### The problem
From the records below, give the number of lines that include the word "share". Add no other words.

Items from a dataset:
◆ ◆ ◆ ◆ ◆

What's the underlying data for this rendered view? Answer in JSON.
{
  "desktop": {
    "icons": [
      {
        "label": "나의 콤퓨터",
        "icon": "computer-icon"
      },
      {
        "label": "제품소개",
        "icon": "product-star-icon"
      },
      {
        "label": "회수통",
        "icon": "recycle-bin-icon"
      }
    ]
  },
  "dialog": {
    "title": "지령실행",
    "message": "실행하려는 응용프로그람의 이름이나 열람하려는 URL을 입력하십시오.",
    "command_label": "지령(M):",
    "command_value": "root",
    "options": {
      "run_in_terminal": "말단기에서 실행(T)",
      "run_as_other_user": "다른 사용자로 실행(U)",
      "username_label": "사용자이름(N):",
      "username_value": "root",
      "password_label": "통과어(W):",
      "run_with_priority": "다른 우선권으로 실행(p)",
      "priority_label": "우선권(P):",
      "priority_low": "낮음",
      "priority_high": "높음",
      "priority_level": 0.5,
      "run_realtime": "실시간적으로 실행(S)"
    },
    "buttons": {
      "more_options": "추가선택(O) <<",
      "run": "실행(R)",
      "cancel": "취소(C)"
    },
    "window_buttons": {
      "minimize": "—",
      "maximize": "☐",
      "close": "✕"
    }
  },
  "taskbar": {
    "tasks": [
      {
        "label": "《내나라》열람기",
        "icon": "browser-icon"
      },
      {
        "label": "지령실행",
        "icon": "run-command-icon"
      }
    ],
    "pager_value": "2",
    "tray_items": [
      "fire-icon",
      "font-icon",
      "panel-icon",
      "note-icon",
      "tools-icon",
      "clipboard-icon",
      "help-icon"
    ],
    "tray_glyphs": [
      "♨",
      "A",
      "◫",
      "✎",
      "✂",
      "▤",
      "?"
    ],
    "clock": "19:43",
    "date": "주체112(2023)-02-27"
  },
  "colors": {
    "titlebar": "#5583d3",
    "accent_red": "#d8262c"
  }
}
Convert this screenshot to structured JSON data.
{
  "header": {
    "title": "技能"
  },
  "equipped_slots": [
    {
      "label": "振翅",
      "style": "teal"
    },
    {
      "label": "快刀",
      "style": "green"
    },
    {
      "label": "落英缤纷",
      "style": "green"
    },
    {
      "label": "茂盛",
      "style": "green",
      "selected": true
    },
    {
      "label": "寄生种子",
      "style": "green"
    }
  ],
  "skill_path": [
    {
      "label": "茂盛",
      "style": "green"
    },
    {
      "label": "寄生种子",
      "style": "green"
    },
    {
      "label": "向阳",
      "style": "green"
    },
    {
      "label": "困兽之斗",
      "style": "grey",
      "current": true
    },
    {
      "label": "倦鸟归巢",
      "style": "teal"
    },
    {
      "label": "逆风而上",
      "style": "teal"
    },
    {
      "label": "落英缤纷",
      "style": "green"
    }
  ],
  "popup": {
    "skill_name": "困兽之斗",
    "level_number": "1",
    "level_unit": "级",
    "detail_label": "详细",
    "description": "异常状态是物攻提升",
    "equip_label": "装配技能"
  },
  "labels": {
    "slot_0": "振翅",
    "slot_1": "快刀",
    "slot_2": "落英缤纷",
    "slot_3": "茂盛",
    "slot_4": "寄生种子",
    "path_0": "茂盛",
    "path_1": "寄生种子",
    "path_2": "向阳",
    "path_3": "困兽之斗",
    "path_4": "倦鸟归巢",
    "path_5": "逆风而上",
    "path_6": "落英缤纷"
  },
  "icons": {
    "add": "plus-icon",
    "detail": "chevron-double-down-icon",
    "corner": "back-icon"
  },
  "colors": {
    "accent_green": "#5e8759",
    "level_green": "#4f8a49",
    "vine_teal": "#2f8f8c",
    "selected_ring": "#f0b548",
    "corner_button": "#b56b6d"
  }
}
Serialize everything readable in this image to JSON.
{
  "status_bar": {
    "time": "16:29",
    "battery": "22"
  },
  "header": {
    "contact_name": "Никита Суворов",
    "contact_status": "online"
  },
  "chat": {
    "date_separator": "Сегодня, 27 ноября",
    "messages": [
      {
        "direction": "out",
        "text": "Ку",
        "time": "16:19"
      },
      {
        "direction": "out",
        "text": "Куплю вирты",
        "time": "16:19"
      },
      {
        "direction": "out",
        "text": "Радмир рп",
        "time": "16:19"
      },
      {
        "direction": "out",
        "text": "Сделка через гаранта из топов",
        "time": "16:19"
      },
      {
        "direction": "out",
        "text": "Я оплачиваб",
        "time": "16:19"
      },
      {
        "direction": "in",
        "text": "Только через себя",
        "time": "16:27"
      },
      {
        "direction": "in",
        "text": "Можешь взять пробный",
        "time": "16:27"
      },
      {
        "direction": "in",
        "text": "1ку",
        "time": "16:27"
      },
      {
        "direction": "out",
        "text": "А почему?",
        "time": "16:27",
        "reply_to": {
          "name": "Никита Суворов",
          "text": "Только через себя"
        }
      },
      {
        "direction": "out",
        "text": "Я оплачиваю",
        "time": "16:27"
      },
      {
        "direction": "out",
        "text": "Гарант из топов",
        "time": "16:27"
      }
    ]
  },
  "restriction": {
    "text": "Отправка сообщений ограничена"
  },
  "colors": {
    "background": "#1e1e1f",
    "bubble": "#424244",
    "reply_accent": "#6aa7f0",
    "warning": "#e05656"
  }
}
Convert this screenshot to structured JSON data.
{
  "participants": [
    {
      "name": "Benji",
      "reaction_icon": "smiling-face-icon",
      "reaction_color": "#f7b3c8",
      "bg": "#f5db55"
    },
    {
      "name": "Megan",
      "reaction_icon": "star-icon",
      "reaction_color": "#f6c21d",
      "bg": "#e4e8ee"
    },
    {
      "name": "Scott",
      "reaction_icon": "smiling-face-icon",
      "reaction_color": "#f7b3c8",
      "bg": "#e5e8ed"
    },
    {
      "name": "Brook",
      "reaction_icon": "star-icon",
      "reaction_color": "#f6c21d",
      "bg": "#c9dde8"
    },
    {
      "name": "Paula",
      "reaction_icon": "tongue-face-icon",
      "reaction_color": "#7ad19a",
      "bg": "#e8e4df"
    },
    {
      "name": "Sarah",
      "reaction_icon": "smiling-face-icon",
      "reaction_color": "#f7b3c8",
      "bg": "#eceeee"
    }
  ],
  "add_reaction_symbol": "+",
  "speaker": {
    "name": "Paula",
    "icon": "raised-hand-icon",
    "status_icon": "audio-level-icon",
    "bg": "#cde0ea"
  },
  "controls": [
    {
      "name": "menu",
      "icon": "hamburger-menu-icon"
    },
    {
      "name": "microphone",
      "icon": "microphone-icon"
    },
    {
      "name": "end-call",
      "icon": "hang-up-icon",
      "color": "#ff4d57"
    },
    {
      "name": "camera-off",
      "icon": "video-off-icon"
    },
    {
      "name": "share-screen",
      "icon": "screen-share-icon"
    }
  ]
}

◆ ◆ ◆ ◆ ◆

### Output of the task
2